| Entries provided |
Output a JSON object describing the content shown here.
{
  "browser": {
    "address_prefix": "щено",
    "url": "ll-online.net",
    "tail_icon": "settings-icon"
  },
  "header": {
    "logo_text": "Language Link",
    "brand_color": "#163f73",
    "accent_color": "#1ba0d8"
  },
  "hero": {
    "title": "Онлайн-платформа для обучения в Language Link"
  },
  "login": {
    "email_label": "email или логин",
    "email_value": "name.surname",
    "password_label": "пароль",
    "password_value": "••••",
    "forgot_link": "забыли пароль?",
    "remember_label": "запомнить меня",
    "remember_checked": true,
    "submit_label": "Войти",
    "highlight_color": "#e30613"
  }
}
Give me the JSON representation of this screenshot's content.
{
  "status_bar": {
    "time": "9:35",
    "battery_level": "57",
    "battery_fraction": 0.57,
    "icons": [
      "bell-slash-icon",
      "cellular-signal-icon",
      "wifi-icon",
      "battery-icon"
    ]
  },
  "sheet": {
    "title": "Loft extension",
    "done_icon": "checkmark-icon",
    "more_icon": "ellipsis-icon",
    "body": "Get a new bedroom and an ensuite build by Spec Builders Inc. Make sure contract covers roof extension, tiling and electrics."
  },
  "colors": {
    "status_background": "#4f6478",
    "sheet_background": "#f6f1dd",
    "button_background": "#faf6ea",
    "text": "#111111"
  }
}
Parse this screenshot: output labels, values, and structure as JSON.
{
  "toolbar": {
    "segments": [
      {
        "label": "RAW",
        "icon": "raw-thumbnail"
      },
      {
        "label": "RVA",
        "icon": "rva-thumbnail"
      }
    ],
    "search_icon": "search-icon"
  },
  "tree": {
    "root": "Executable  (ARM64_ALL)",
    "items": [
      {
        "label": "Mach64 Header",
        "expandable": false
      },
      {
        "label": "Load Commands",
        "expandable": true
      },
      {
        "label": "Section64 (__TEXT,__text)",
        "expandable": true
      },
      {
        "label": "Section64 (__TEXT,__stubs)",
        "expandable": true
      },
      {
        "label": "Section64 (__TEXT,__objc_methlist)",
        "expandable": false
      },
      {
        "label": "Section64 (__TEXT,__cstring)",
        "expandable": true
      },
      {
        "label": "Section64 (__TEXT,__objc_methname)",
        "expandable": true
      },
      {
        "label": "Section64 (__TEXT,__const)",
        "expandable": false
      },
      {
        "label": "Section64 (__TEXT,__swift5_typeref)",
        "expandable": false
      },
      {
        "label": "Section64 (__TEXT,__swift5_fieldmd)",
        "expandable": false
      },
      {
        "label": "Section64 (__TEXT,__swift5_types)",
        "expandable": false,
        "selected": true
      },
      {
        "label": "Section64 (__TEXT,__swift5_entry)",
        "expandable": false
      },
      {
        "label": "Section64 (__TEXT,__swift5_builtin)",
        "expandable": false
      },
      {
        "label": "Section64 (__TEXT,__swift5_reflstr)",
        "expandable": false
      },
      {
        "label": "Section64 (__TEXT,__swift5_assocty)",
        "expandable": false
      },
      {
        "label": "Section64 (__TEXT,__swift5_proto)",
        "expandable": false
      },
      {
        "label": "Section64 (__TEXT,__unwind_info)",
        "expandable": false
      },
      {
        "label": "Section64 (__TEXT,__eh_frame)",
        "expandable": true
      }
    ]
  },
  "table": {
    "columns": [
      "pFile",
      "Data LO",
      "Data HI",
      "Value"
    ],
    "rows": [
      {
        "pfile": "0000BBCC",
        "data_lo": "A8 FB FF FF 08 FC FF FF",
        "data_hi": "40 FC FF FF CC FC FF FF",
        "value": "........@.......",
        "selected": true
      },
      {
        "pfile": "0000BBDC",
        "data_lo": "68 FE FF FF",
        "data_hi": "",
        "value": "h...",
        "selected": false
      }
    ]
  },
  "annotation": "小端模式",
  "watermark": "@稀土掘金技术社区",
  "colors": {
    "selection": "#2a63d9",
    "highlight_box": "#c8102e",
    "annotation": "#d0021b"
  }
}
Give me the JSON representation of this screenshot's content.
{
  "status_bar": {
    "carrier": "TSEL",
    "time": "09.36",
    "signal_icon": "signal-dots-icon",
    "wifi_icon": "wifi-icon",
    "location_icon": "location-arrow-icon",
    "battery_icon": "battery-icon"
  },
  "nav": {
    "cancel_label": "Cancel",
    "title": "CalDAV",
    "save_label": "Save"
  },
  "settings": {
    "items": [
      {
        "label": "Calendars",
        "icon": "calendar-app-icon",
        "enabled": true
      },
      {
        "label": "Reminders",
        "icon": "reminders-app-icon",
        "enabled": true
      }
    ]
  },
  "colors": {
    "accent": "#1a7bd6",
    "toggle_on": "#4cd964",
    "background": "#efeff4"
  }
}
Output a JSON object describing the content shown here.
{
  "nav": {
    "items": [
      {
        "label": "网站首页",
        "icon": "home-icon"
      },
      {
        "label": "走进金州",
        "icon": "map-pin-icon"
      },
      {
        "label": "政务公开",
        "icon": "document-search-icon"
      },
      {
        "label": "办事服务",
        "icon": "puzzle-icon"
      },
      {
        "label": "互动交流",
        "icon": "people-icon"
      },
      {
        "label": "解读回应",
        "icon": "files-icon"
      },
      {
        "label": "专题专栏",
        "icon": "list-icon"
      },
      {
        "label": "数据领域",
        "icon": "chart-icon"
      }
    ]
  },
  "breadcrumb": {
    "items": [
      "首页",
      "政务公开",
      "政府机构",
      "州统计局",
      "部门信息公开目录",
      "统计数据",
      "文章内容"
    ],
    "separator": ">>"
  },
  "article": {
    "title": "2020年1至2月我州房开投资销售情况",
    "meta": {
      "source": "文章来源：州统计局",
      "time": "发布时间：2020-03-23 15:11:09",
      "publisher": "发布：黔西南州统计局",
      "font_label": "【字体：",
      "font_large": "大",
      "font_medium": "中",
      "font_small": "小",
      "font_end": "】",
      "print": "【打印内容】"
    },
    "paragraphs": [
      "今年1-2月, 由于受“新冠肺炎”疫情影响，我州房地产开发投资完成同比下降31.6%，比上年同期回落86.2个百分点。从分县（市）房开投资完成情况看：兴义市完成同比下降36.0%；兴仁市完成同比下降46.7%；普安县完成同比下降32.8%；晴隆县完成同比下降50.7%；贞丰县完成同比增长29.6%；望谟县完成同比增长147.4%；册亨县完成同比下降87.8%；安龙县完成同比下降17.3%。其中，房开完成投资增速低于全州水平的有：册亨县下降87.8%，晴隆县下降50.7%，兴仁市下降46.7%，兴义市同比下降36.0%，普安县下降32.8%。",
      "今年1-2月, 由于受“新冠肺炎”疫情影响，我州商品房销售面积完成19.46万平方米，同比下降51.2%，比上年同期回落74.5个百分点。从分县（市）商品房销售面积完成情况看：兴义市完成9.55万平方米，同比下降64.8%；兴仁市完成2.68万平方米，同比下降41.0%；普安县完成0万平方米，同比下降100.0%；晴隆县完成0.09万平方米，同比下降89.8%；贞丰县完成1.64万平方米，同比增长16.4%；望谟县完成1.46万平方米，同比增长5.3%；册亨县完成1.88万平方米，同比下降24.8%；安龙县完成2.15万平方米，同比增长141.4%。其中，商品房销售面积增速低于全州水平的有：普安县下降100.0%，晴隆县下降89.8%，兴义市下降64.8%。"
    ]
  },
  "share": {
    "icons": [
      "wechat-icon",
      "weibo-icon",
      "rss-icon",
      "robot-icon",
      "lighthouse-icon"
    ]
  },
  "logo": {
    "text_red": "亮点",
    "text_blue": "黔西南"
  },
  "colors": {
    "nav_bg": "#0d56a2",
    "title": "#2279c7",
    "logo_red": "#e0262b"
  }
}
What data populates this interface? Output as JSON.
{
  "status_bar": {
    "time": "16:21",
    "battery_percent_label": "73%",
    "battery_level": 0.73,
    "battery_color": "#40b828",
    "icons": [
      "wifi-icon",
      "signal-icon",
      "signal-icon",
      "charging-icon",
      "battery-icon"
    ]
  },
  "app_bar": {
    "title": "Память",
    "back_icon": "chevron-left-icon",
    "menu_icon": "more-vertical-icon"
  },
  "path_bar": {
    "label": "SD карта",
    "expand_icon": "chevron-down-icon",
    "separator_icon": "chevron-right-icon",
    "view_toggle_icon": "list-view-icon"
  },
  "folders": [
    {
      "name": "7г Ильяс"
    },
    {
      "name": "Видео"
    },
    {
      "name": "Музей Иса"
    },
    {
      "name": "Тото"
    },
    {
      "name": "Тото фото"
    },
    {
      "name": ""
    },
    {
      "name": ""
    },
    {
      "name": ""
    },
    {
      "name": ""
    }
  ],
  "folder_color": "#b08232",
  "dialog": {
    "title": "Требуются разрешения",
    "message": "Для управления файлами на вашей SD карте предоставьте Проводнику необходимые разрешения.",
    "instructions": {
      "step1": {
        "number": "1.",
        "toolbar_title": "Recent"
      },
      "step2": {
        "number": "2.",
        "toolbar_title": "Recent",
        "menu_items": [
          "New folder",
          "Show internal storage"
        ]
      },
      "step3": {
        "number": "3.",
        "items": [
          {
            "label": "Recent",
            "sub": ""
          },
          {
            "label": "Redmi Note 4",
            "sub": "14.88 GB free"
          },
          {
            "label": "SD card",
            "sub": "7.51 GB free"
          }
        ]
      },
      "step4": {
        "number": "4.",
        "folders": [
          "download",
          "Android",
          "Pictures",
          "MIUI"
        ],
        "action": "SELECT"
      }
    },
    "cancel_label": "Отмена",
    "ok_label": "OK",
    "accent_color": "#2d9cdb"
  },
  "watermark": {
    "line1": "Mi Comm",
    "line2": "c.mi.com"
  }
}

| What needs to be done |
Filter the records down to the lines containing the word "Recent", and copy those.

| Output for this task |
        "toolbar_title": "Recent"
        "toolbar_title": "Recent",
            "label": "Recent",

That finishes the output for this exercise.